Cyber incursions are “an increasing problem,” but there’s no indication that any attempt to penetrate and disrupt court systems have been successful, District Judge John Lungstrum told a House appropriations subcommittee on Wednesday.
“That’s the good news,” said Lungstrum of Kansas, who was on Capitol Hill with the Administrative Office of the U.S. Courts, which oversees the workings of the federal judiciary, to discuss its fiscal 2021 budget request.
He and courts’ office director James Duff said the information on hacking comes from U.S. law enforcement, so they said they were limited in what information they could convey publicly to lawmakers.
But they did say “nation states” were among those targeting court systems.
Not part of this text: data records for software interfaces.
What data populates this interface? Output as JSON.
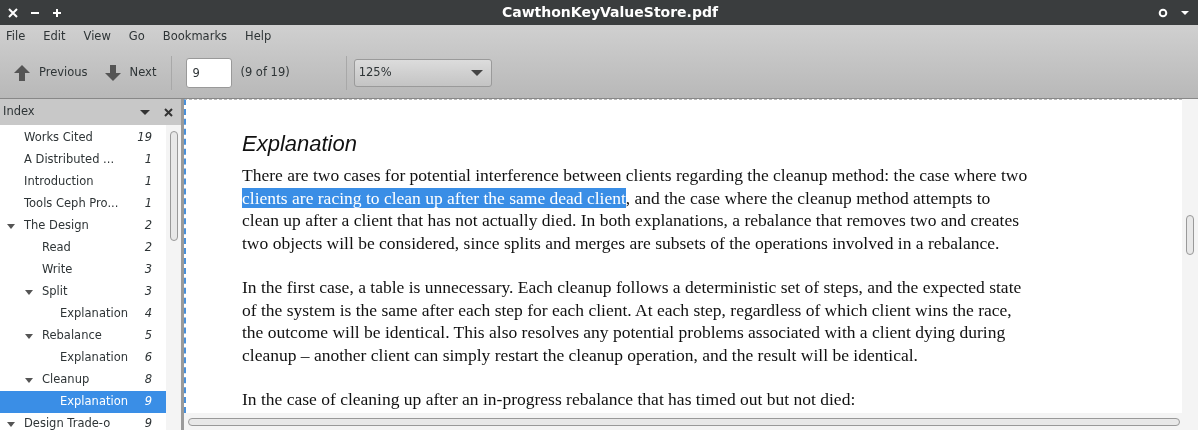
{
  "window": {
    "title": "CawthonKeyValueStore.pdf"
  },
  "menu": [
    "File",
    "Edit",
    "View",
    "Go",
    "Bookmarks",
    "Help"
  ],
  "toolbar": {
    "previous": "Previous",
    "next": "Next",
    "page_value": "9",
    "page_count": "(9 of 19)",
    "zoom": "125%"
  },
  "sidebar": {
    "title": "Index",
    "items": [
      {
        "title": "Works Cited",
        "page": "19",
        "selected": false
      },
      {
        "title": "A Distributed ...",
        "page": "1",
        "selected": false
      },
      {
        "title": "Introduction",
        "page": "1",
        "selected": false
      },
      {
        "title": "Tools Ceph Pro...",
        "page": "1",
        "selected": false
      },
      {
        "title": "The Design",
        "page": "2",
        "selected": false,
        "expanded": true,
        "children": [
          {
            "title": "Read",
            "page": "2",
            "selected": false
          },
          {
            "title": "Write",
            "page": "3",
            "selected": false
          },
          {
            "title": "Split",
            "page": "3",
            "selected": false,
            "expanded": true,
            "children": [
              {
                "title": "Explanation",
                "page": "4",
                "selected": false
              }
            ]
          },
          {
            "title": "Rebalance",
            "page": "5",
            "selected": false,
            "expanded": true,
            "children": [
              {
                "title": "Explanation",
                "page": "6",
                "selected": false
              }
            ]
          },
          {
            "title": "Cleanup",
            "page": "8",
            "selected": false,
            "expanded": true,
            "children": [
              {
                "title": "Explanation",
                "page": "9",
                "selected": true
              }
            ]
          }
        ]
      },
      {
        "title": "Design Trade-o",
        "page": "9",
        "selected": false,
        "expanded": true
      }
    ]
  },
  "document": {
    "heading": "Explanation",
    "paragraphs": [
      {
        "lines": [
          [
            {
              "text": "There are two cases for potential interference between clients regarding the cleanup method: the case where two",
              "selected": false
            }
          ],
          [
            {
              "text": "clients are racing to clean up after the same dead client",
              "selected": true
            },
            {
              "text": ", and the case where the cleanup method attempts to",
              "selected": false
            }
          ],
          [
            {
              "text": "clean up after a client that has not actually died. In both explanations, a rebalance that removes two and creates",
              "selected": false
            }
          ],
          [
            {
              "text": "two objects will be considered, since splits and merges are subsets of the operations involved in a rebalance.",
              "selected": false
            }
          ]
        ]
      },
      {
        "lines": [
          [
            {
              "text": "In the first case, a table is unnecessary. Each cleanup follows a deterministic set of steps, and the expected state",
              "selected": false
            }
          ],
          [
            {
              "text": "of the system is the same after each step for each client. At each step, regardless of which client wins the race,",
              "selected": false
            }
          ],
          [
            {
              "text": "the outcome will be identical. This also resolves any potential problems associated with a client dying during",
              "selected": false
            }
          ],
          [
            {
              "text": "cleanup – another client can simply restart the cleanup operation, and the result will be identical.",
              "selected": false
            }
          ]
        ]
      },
      {
        "lines": [
          [
            {
              "text": "In the case of cleaning up after an in-progress rebalance that has timed out but not died:",
              "selected": false
            }
          ]
        ]
      }
    ]
  }
}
They were not more specific but did note that estimated incursions jumped from about 9 million in 2016 to more than 24 million last fiscal year.
They said it’s not clear what incursions are after specifically, but that court systems house case information, confidential records, and other personal data. They also speculated that cyber attacks could simply be aimed at disrupting websites or other electronic systems that serve the U.S. government.
In response, Lungrstrum said the judiciary has bolstered firewalls and encryption, patched security in areas where incursions are taking place, and has increased awareness among staff.
One potential solution, he said, would be to increase salaries of information technology professionals to attract talent.
“As we look at our salary increases here, one of the big drivers is we’ve got to pay IT people more than what we once upon a time used to pay when the federal government was viewed as maybe a better bet to work for than the private sector,” Lungstrum said.
The judiciary’s overall budget request seeks a 4.4% annual increase in funding for the fiscal year beginning Oct. 1.